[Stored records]
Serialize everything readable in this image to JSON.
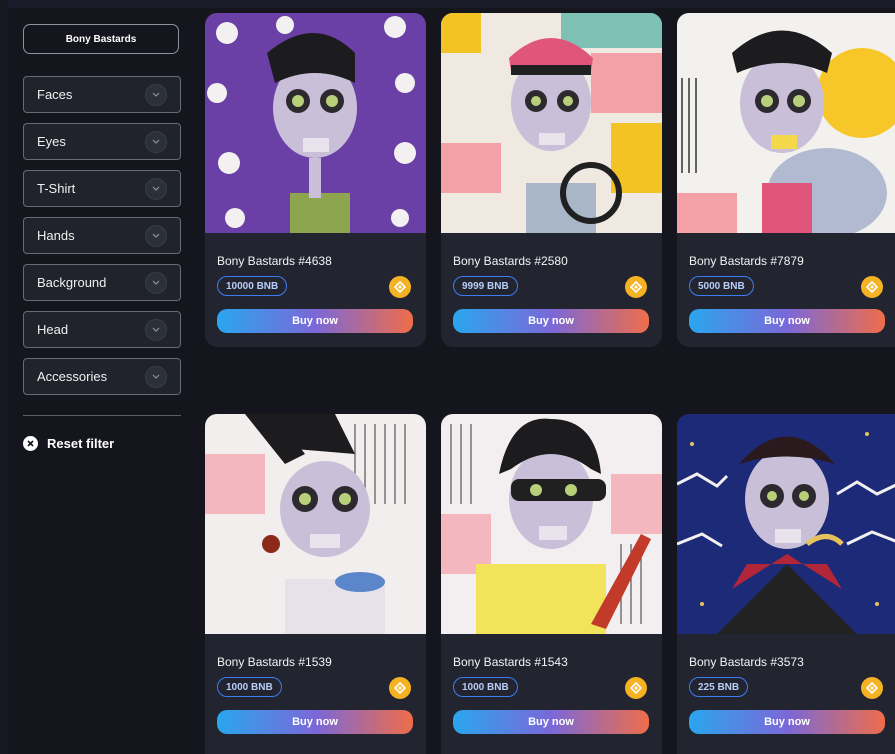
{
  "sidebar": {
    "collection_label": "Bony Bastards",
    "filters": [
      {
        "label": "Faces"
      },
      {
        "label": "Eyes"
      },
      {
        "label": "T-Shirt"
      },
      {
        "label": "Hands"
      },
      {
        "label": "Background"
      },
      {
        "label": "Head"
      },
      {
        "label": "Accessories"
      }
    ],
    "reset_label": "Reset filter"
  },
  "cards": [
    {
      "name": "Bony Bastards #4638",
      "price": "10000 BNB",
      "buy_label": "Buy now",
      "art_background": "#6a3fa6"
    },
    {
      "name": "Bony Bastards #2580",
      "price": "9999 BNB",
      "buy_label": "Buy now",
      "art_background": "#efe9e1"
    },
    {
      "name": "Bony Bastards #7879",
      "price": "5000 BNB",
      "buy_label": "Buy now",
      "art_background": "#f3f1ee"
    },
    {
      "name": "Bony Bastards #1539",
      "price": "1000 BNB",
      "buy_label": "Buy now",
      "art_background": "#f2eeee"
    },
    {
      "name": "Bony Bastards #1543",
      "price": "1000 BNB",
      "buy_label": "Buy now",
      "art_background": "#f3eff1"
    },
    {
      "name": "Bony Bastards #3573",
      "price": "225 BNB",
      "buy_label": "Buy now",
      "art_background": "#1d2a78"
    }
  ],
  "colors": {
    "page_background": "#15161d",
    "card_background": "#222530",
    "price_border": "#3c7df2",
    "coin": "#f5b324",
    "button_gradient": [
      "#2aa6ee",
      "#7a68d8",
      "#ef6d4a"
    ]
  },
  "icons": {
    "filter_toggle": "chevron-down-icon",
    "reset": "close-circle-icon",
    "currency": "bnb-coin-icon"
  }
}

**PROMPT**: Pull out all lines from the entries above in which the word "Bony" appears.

**SOLVED PROBLEM**:
    "collection_label": "Bony Bastards",
      "name": "Bony Bastards #4638",
      "name": "Bony Bastards #2580",
      "name": "Bony Bastards #7879",
      "name": "Bony Bastards #1539",
      "name": "Bony Bastards #1543",
      "name": "Bony Bastards #3573",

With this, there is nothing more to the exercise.